Given records below:

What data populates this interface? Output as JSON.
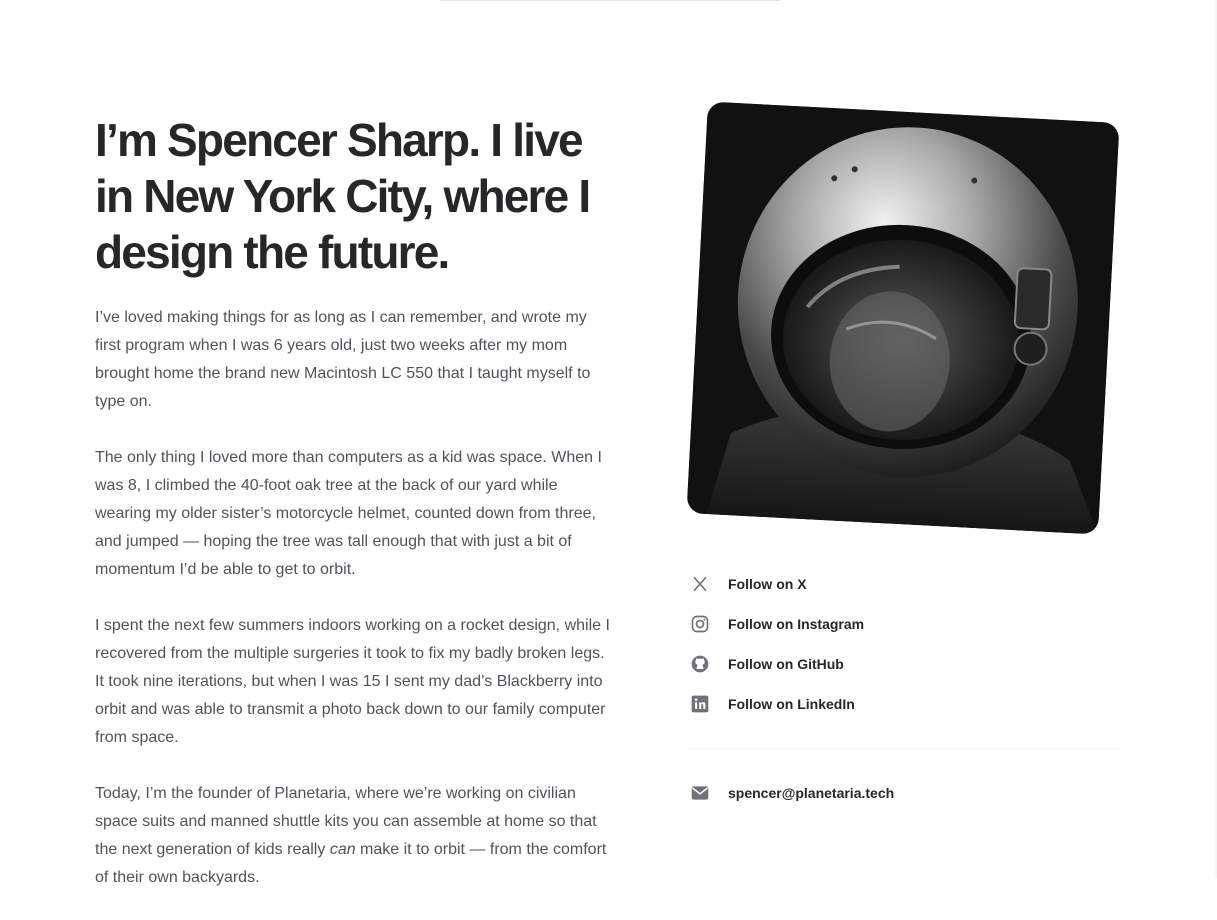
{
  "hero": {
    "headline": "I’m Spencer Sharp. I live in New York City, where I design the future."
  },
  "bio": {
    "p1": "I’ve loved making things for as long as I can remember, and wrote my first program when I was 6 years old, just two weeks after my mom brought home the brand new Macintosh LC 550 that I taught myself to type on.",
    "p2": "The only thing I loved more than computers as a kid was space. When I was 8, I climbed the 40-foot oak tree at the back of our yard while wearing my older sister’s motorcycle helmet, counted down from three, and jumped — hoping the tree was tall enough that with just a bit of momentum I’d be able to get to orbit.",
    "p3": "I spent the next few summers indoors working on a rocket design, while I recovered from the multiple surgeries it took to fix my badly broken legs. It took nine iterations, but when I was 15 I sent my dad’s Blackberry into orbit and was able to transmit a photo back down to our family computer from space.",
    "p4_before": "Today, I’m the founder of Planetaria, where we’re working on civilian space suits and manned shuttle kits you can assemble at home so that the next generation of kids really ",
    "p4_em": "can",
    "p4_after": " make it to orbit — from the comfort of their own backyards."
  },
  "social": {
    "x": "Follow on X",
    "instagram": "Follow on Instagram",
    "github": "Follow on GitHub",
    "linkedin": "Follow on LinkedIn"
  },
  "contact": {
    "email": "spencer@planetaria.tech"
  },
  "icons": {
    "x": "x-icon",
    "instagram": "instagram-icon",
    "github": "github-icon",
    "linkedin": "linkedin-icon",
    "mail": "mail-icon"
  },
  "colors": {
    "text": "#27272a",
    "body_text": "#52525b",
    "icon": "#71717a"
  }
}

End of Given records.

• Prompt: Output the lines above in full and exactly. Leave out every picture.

• Output for this exercise:
What data populates this interface? Output as JSON.
{
  "hero": {
    "headline": "I’m Spencer Sharp. I live in New York City, where I design the future."
  },
  "bio": {
    "p1": "I’ve loved making things for as long as I can remember, and wrote my first program when I was 6 years old, just two weeks after my mom brought home the brand new Macintosh LC 550 that I taught myself to type on.",
    "p2": "The only thing I loved more than computers as a kid was space. When I was 8, I climbed the 40-foot oak tree at the back of our yard while wearing my older sister’s motorcycle helmet, counted down from three, and jumped — hoping the tree was tall enough that with just a bit of momentum I’d be able to get to orbit.",
    "p3": "I spent the next few summers indoors working on a rocket design, while I recovered from the multiple surgeries it took to fix my badly broken legs. It took nine iterations, but when I was 15 I sent my dad’s Blackberry into orbit and was able to transmit a photo back down to our family computer from space.",
    "p4_before": "Today, I’m the founder of Planetaria, where we’re working on civilian space suits and manned shuttle kits you can assemble at home so that the next generation of kids really ",
    "p4_em": "can",
    "p4_after": " make it to orbit — from the comfort of their own backyards."
  },
  "social": {
    "x": "Follow on X",
    "instagram": "Follow on Instagram",
    "github": "Follow on GitHub",
    "linkedin": "Follow on LinkedIn"
  },
  "contact": {
    "email": "spencer@planetaria.tech"
  },
  "icons": {
    "x": "x-icon",
    "instagram": "instagram-icon",
    "github": "github-icon",
    "linkedin": "linkedin-icon",
    "mail": "mail-icon"
  },
  "colors": {
    "text": "#27272a",
    "body_text": "#52525b",
    "icon": "#71717a"
  }
}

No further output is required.